** PROBLEM REQUIREMENTS **
Identify every line in the records below that contains the word "Дохід", and reproduce each one.

** INFORMATION SUPPLIED **
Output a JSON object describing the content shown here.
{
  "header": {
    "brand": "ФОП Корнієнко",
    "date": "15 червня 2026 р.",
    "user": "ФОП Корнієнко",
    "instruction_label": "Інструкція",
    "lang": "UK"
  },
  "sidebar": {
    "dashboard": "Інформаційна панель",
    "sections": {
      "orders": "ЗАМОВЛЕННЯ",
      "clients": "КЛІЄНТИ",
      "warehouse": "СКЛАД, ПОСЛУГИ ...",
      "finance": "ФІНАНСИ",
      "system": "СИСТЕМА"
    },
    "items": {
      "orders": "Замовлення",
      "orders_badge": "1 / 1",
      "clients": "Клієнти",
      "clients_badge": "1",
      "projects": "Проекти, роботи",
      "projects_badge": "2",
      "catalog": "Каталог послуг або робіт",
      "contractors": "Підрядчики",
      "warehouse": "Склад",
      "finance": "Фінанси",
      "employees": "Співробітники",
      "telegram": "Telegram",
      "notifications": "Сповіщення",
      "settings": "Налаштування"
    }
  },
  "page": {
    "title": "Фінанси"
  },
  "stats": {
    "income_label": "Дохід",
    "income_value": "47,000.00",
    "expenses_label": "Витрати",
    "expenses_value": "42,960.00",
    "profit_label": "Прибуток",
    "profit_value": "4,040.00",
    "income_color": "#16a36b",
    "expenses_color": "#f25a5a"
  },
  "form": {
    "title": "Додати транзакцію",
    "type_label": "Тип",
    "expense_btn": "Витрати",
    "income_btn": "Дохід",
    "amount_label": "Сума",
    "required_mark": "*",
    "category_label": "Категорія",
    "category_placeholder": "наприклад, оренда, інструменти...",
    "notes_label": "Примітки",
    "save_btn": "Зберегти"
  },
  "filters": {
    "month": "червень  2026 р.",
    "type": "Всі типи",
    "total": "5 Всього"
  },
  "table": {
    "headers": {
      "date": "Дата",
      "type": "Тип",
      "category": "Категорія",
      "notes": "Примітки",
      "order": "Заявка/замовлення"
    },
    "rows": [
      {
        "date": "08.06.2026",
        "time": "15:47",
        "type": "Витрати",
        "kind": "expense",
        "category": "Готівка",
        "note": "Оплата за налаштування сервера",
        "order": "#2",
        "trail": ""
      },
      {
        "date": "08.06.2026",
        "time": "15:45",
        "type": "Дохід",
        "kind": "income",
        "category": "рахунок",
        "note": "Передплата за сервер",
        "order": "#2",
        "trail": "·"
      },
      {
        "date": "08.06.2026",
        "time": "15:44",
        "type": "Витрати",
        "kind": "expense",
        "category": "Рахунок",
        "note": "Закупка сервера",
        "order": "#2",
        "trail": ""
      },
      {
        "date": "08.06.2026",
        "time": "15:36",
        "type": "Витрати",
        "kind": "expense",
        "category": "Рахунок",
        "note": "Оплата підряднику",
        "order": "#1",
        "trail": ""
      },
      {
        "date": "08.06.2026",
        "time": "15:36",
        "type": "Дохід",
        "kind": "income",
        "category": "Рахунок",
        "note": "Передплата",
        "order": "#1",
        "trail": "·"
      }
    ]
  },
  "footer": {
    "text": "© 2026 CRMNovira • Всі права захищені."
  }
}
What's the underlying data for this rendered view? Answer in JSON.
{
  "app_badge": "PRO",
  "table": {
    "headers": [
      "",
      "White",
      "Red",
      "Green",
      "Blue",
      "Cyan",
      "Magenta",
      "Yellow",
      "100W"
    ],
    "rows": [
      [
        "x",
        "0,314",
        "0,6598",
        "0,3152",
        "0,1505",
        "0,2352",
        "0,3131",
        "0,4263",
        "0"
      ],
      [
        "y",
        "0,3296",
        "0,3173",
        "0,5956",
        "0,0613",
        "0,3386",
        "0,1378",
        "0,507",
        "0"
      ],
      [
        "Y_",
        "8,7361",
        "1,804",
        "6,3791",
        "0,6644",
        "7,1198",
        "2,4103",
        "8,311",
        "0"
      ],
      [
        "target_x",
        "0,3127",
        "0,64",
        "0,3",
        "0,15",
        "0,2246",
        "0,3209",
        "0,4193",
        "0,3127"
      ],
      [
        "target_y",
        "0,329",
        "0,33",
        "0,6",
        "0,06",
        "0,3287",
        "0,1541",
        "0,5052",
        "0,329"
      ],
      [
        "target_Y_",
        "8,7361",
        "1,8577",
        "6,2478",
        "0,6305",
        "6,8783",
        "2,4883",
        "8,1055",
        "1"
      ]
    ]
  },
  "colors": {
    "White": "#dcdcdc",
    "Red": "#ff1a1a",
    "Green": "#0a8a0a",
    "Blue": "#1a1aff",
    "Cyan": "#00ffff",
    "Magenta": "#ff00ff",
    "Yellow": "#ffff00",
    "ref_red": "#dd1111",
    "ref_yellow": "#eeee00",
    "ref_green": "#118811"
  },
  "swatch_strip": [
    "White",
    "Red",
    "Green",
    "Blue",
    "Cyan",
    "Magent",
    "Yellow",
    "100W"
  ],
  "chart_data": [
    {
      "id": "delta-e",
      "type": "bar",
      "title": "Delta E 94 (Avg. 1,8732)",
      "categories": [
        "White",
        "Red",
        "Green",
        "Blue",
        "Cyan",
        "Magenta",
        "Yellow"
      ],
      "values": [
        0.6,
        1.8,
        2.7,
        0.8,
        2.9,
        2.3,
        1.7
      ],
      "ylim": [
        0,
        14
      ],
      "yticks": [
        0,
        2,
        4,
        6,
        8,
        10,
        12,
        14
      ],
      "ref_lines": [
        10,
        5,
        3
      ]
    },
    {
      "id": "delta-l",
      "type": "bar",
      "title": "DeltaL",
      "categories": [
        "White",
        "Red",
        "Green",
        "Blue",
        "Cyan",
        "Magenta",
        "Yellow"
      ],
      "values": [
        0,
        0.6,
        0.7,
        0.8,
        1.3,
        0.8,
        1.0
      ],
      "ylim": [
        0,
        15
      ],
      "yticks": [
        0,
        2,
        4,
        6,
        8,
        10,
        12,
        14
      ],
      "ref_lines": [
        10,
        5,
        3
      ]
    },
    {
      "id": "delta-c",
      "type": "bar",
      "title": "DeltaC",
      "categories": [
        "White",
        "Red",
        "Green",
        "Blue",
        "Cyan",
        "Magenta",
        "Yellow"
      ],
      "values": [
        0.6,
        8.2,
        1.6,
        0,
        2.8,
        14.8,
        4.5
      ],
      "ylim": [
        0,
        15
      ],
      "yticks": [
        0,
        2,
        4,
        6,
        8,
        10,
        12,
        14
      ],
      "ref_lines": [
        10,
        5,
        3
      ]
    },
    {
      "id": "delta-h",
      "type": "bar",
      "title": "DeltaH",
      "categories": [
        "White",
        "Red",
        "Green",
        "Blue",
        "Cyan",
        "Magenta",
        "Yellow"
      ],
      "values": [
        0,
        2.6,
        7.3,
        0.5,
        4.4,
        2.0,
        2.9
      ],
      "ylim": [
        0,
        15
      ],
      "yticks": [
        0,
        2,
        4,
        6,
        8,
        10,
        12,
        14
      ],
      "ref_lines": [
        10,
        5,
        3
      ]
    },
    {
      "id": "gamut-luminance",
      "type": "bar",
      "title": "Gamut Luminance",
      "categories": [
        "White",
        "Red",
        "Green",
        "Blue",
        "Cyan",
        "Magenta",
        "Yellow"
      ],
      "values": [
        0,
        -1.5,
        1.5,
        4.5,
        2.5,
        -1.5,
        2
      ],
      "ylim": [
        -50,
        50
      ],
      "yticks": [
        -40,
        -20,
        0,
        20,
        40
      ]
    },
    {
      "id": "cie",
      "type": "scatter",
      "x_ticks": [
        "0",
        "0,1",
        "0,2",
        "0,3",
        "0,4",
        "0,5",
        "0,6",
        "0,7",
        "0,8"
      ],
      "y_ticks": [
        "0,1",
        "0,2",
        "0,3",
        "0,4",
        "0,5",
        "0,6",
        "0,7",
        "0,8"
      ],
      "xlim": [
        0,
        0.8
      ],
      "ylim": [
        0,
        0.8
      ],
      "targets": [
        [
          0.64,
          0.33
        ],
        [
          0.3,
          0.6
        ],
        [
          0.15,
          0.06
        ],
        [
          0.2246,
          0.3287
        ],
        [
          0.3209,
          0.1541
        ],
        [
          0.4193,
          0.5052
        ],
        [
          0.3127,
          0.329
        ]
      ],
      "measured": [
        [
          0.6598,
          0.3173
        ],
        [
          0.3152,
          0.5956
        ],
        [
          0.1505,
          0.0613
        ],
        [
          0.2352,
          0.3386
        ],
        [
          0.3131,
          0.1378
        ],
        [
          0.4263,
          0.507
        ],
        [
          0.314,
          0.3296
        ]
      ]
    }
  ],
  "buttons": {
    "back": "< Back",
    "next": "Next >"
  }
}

** ANSWER SECTION **
    "income_label": "Дохід",
    "income_btn": "Дохід",
        "type": "Дохід",
        "type": "Дохід",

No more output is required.